I wasn’t the only one experiencing the curse of comparisons. My old show mate Michael Enright was once again facing the same opposition game that marked his tenure the first time he had replaced Gzowski, for one ill-fated year, 1974, on This Country in the Morning. He described it this way, for Maclean’s magazine: “He was warm and cuddly. I was edgy and confrontational. He was rural, small-town Canada. I was urban, big-ugly city. He was Uncle Friendly. I was Mister Meanie.”
Gzowski, in turn, admitted he found Don Harron a hard act to follow. Worse, he was under pressure early in his broadcasting career to sound like the witty and sophisticated Dick Cavett.
After he died, the eulogies poured in. Adam Scott of Ottawa wrote to The Globe and Mail that with Pierre Trudeau and Peter Gzowski gone, “ … nobody seems to have the courage or capacity to follow in their footsteps … too few will offer the sincerest and most needed form of flattery—imitation.”
Believe me, they tried. It can’t be done. Broadcasting is strewn with personalities who feel compelled to imitate those they deem successful. And so we hear one private radio station after the other with morning men aping the vocal mannerisms of Baritone Man! Who’s he, anyway? Not somebody you miss when they’re gone, that’s for sure. Not somebody whose interviews were re-played and celebrated the way Gzowski’s was, both when he retired from Morningside and again, after he died.
The gift he had, as an interviewer, is not one they teach in broadcasting manuals. He just knew the elements of a good spoken story—a narrative with a beginning, middle and end. On radio, the medium he described as second only to the phone in its capacity for intimacy, he would nudge his guests toward the descriptions that took us there, toward the plot points that made us care what happened next.
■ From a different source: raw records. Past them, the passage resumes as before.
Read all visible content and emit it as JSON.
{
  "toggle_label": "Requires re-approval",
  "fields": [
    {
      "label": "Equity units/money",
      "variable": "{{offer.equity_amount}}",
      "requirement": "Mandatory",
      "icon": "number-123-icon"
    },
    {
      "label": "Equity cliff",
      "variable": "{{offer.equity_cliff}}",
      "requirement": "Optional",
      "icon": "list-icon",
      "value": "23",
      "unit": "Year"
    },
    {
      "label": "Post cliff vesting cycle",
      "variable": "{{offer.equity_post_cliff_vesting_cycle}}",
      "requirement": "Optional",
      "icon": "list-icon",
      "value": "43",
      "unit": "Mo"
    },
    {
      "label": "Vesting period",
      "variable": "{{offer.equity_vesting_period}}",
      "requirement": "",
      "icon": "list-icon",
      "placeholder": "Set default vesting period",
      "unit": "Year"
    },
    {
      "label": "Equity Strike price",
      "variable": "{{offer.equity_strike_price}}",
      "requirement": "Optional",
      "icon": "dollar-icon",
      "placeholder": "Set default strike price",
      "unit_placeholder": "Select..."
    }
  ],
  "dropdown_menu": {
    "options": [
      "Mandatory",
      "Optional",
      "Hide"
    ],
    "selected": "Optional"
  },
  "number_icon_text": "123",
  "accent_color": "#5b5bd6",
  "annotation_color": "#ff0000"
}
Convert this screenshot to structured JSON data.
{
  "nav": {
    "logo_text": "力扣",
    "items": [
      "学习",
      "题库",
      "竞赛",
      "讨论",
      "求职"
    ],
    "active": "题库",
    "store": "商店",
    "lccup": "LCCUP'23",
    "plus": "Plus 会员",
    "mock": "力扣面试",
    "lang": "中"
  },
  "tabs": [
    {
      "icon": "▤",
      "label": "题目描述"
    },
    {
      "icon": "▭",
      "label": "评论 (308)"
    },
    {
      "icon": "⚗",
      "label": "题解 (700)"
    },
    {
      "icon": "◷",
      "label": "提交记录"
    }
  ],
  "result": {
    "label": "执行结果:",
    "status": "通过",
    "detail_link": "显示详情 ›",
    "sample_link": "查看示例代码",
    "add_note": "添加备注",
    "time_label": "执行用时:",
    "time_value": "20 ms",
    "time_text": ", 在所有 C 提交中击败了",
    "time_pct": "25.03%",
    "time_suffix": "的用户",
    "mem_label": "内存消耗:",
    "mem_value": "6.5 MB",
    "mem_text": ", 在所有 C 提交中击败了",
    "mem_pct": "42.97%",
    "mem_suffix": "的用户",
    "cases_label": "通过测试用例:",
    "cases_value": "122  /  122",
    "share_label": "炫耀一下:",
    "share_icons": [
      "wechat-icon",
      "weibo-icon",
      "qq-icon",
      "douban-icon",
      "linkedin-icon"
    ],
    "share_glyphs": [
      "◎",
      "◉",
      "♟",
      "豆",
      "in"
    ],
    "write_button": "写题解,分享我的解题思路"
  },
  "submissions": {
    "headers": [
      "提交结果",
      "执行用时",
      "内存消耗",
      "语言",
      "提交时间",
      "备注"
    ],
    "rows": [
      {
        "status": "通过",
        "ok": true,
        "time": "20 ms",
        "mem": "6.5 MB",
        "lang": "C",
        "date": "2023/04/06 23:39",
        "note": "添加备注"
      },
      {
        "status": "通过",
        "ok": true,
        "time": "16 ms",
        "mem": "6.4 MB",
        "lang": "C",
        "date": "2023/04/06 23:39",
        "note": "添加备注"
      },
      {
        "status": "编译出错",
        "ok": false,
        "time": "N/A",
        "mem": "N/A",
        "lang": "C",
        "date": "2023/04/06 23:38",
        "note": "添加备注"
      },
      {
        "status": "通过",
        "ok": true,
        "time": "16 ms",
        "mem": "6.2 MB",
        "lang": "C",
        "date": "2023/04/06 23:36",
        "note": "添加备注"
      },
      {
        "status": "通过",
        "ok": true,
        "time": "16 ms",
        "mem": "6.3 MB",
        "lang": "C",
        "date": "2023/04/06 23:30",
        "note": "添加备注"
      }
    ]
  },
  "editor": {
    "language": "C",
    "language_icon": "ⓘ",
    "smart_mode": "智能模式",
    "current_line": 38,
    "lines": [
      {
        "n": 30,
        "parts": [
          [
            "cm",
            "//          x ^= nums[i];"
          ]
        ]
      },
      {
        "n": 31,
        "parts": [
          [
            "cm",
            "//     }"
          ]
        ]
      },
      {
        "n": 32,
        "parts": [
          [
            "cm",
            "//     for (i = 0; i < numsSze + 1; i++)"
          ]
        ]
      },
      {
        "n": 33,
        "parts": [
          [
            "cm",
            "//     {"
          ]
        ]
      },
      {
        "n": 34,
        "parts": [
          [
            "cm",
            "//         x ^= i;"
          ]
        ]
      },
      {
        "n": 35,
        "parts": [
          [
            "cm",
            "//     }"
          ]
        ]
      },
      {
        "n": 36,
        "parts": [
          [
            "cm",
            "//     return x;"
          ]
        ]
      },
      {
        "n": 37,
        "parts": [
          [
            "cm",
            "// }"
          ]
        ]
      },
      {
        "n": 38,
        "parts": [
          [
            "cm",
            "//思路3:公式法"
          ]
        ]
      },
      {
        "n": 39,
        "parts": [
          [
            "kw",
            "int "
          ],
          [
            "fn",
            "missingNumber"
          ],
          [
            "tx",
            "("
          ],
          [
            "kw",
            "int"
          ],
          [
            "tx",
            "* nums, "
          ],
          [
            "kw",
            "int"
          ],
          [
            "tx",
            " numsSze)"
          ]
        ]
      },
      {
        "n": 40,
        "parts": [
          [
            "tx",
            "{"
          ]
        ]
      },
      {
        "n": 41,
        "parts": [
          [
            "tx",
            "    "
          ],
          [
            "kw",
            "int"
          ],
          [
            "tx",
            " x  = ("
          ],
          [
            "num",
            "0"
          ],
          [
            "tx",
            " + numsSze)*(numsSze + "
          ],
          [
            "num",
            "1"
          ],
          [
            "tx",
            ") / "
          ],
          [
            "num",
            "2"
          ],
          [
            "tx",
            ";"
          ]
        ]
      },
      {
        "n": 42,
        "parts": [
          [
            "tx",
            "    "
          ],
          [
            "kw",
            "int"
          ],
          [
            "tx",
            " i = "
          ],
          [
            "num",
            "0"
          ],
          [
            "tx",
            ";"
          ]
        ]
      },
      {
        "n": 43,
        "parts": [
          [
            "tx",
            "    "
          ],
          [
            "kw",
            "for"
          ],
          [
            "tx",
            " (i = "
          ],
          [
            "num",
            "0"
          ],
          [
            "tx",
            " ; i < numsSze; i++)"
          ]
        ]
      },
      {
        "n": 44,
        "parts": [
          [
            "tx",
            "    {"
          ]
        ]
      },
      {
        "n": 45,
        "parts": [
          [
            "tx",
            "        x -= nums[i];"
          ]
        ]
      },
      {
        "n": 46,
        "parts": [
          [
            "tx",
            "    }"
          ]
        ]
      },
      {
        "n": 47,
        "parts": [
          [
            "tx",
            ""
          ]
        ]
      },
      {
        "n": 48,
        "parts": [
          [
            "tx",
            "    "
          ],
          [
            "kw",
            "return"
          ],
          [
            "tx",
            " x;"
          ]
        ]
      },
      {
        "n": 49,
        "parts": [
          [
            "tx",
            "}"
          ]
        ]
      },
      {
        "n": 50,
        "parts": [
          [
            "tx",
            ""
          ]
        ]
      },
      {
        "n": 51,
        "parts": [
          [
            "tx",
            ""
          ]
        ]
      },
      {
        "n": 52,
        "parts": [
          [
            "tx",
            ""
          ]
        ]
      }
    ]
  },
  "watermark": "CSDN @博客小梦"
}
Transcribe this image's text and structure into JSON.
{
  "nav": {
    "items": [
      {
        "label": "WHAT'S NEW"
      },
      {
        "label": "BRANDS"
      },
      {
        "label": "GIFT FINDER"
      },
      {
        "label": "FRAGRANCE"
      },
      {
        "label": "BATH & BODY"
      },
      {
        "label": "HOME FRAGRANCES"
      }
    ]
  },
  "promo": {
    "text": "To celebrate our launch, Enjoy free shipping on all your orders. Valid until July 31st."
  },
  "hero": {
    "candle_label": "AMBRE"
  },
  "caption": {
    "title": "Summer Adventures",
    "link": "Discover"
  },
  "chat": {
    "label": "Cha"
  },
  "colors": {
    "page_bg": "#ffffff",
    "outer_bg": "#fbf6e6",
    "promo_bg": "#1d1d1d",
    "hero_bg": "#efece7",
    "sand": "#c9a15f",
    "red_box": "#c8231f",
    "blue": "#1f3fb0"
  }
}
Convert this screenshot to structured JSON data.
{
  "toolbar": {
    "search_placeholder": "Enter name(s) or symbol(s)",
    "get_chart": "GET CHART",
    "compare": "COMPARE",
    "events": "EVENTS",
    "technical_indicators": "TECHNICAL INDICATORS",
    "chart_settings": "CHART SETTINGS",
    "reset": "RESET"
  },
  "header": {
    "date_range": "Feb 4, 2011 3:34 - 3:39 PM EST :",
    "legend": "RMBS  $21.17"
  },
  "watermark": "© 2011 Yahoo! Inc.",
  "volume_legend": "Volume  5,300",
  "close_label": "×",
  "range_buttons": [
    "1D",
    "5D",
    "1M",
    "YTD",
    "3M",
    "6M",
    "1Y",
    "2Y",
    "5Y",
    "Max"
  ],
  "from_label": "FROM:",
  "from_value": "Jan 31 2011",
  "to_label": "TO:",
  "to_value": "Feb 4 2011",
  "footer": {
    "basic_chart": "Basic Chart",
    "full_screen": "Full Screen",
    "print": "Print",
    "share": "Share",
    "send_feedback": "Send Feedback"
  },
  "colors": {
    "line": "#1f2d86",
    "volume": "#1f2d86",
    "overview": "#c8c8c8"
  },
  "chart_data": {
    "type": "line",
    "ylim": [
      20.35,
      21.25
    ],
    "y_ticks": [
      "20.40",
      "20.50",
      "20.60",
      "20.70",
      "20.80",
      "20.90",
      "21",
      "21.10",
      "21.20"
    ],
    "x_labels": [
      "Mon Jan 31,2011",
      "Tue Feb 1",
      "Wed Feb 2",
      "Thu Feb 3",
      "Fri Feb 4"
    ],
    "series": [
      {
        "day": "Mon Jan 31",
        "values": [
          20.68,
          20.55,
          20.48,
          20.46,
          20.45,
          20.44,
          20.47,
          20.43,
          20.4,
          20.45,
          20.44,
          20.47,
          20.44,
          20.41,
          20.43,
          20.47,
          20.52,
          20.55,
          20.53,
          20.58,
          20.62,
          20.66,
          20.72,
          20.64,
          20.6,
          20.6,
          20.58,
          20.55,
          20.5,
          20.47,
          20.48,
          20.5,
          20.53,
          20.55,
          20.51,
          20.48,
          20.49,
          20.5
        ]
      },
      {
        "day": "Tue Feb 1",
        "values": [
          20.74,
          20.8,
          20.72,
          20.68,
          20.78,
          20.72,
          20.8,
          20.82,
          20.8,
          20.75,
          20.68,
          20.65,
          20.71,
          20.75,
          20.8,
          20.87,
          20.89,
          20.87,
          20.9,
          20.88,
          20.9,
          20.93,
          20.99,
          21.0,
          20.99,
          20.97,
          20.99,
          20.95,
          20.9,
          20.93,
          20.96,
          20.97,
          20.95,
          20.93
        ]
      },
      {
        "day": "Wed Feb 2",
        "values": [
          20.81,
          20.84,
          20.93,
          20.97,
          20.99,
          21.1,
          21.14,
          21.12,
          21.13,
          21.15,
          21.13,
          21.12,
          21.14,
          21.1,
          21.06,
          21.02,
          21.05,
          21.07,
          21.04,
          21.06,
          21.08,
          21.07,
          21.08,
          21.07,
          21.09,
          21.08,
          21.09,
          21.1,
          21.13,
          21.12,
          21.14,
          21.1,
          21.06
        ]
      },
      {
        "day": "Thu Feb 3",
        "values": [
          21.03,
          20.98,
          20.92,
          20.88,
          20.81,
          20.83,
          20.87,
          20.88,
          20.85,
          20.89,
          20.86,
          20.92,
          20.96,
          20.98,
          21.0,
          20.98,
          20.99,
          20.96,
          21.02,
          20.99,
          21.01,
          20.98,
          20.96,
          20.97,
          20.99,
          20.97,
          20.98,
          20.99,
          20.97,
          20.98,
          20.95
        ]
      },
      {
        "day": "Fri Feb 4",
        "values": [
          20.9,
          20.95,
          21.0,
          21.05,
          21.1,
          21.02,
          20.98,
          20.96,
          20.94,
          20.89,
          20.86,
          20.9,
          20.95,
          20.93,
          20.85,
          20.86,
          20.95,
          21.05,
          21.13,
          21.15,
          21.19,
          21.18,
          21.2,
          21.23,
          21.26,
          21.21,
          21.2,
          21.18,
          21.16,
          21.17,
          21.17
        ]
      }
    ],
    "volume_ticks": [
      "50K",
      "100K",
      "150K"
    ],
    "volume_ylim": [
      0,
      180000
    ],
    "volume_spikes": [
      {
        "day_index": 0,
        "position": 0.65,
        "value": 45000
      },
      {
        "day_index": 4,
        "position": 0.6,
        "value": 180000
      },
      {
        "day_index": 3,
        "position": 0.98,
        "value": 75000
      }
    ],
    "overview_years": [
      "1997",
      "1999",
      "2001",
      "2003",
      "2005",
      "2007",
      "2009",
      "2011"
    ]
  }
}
One sensed he had charted the path without the guest even knowing. Like a comic who knows to exit the stage after he gets what could be his last hearty laugh from the audience, Gzowski knew when to stop asking questions: after a brilliant last answer that tied it all up with a bow.
He had help, of course. Producers who rooted out the best talkers across Canada, who pre-interviewed them at length, who prepped them with feedback on what Peter would find most interesting, who wrote up the salient points in briefing notes, who wrote the introductions and suggested questions. Morningside had the CBC’s largest convent of news nuns, a unique breed of mostly white women in their 30’s and 40’s, university educated, well travelled, who worked long hours behind the scenes and sacrificed their personal lives for the reflected glory of serving him (not to be confused with Him).
Even those producers who resented his often pricklish off-air manner, even those who thought he quit daily radio about three years after he lost his appetite for it, knew that the radio show was worth it. Everything Gzowski publicly stood for was worth it, at the time.
“And what of me?” Gzowski writes in the afterword to The Morningside Years. “Was I too … nice on the air, too soft with the bad guys and the politicians and the rich and the famous in general, too, as some people charged—and oh, how I hate this word—unctuous?”
Three years after he left daily radio, the magnetic pull of his legacy compelled CBC Radio execs to call off the futile Peter Who? Mission. They finally hired Shelagh Rogers to take over, and bring back the gentle warmth listeners had missed.
As I write this, the public radio service is forging ahead with renewed commitment to reflecting the Canada that wasn’t as much of a priority on Peter Gzowski’s Morningside, with its celebration of all things homespun. As a nation, we’re mostly plugged-in urbanites, overworking ourselves in multicultural cities and suburbs, competing in a fast paced global society. The topical focus may shift, somewhat, on CBC Radio One. The civility and curiosity Gzowski presented on air will surely live on.
Photos courtesy of CBC Archives.